How Would Higher Medicare Costs Affect My Retirement Budget?
Q: I retired seven years ago at age 65 when I started Social Security and Medicare. I have difficulty budgeting my healthcare costs. I never seem to learn what they will be until I start getting the bills. Can you help?
A: Budgeting for changes in health as we age is a challenge. What we can do, though, is give you some pointers in estimating your current costs and setting a healthcare cost budget.
- Gather your medical expense records from the past year to three years, if you have them. Organization of these records not only helps you figure out your household budget, but keeping it all in one place helps you compile the amount to claim as medical expenses at tax time. Since expenses vary so much with your health, going back three years can help you get a better idea of average annual cost.

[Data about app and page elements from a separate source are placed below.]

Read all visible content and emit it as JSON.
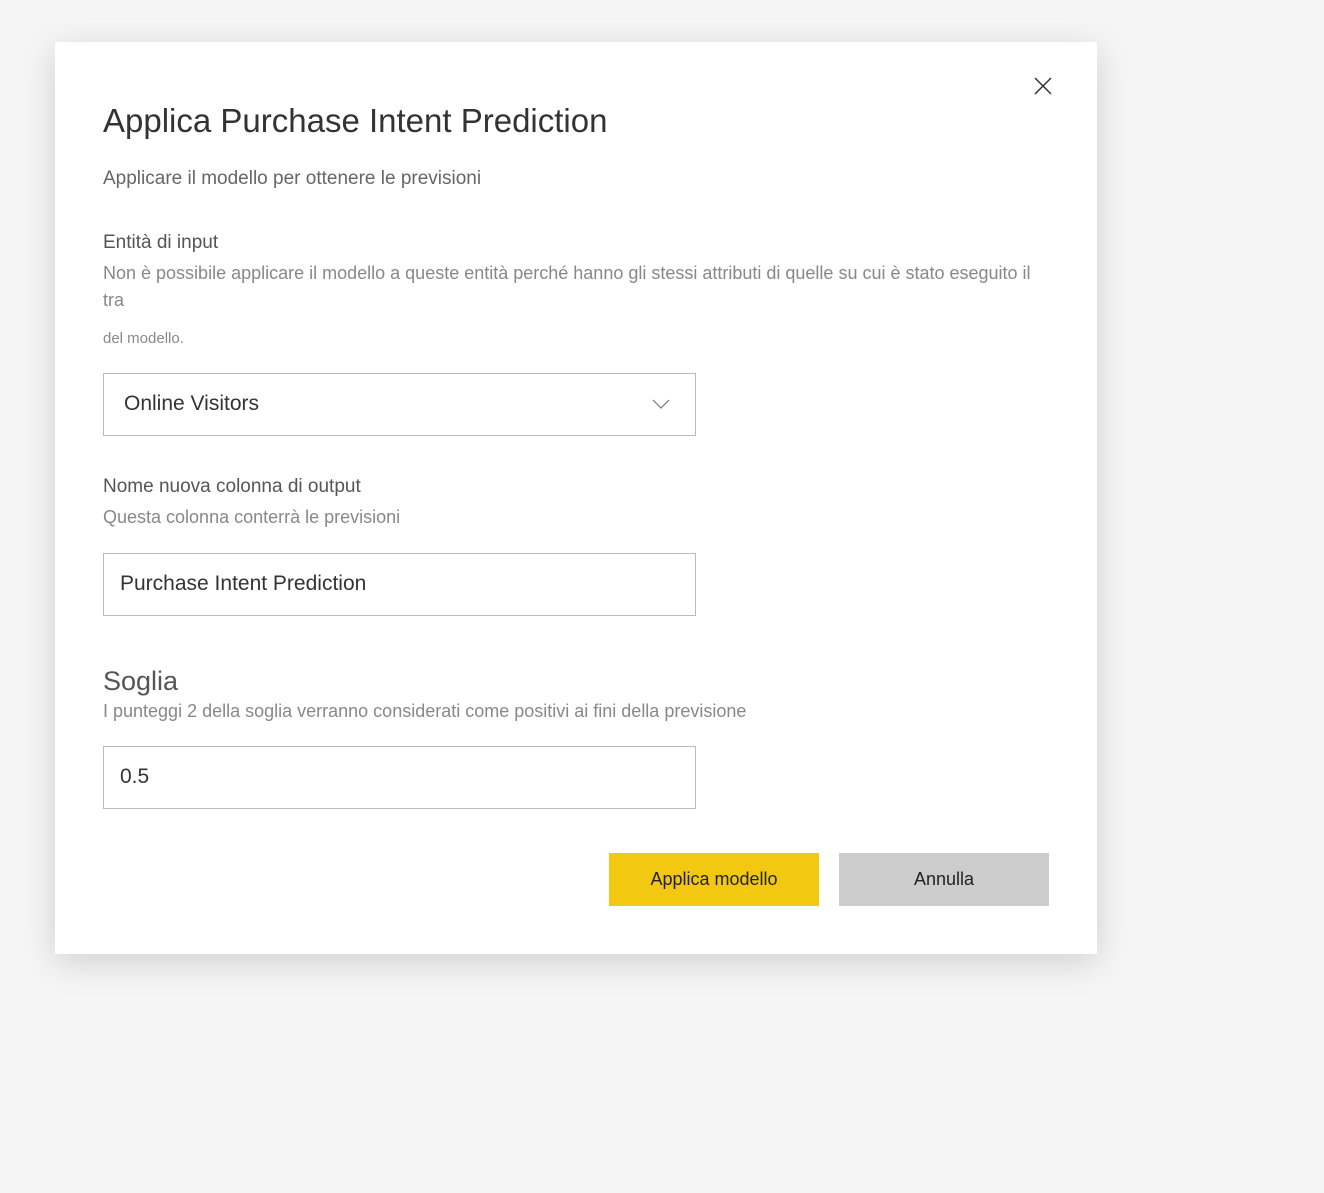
{
  "dialog": {
    "title": "Applica Purchase Intent Prediction",
    "subtitle": "Applicare il modello per ottenere le previsioni"
  },
  "input_entity": {
    "label": "Entità di input",
    "description_line1": "Non è possibile applicare il modello a queste entità perché hanno gli stessi attributi di quelle su cui è stato eseguito il tra",
    "description_line2": "del modello.",
    "value": "Online Visitors"
  },
  "output_column": {
    "label": "Nome nuova colonna di output",
    "description": "Questa colonna conterrà le previsioni",
    "value": "Purchase Intent Prediction"
  },
  "threshold": {
    "heading": "Soglia",
    "description": "I punteggi 2 della soglia verranno considerati come positivi ai fini della previsione",
    "value": "0.5"
  },
  "buttons": {
    "apply": "Applica modello",
    "cancel": "Annulla"
  }
}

- Set up a healthcare worksheet with your basic expenses. That can include Medicare premiums for Part B (deducted from your Social Security), Medicare supplement premiums and Part D premiums OR Medicare Advantage premiums. You also need to include deductibles, out-of-pocket co-pays or co-insurance. In addition, include the costs for premiums or out-of-pocket costs for services that Medicare does not cover, including dental, vision and audio. Include the cost of glasses and hearing aids and batteries if you use them.
- Estimate healthcare cost increases of at least 7% to 10% a year. Recently there has been news of a slowdown in healthcare costs. While that's good, overall Medicare costs still increased about 6 percent and in the past two decades the rate of increase was often about 10 percent per year. To keep a lid on your costs, make sure you compare health and drug plans annually during the Medicare Open Enrollment period that starts October 15th and ends December 7th every year. Switch when you can find a better plan.
- Plan for health changes as you age. What are the chances of developing a chronic condition, like asthma, diabetes or high blood pressure later in life? It's a good idea to set aside a portion of your retirement savings for healthcare emergencies and health changes as you age. One way to figure this is by using the out-of-pocket maximum limits on your health plan and Part D coverage. For example, having an emergency healthcare account of at least $11,450 set aside for a senior in reasonable health in 2013 is a smart idea. If you are in a health plan that has a maximum annual out-of-pocket limit, you will want to try to have at least that much set aside every year (that may be about $6,700 in 2013, for example). Your Part D out-of-pocket maximum in 2013 is $4,750.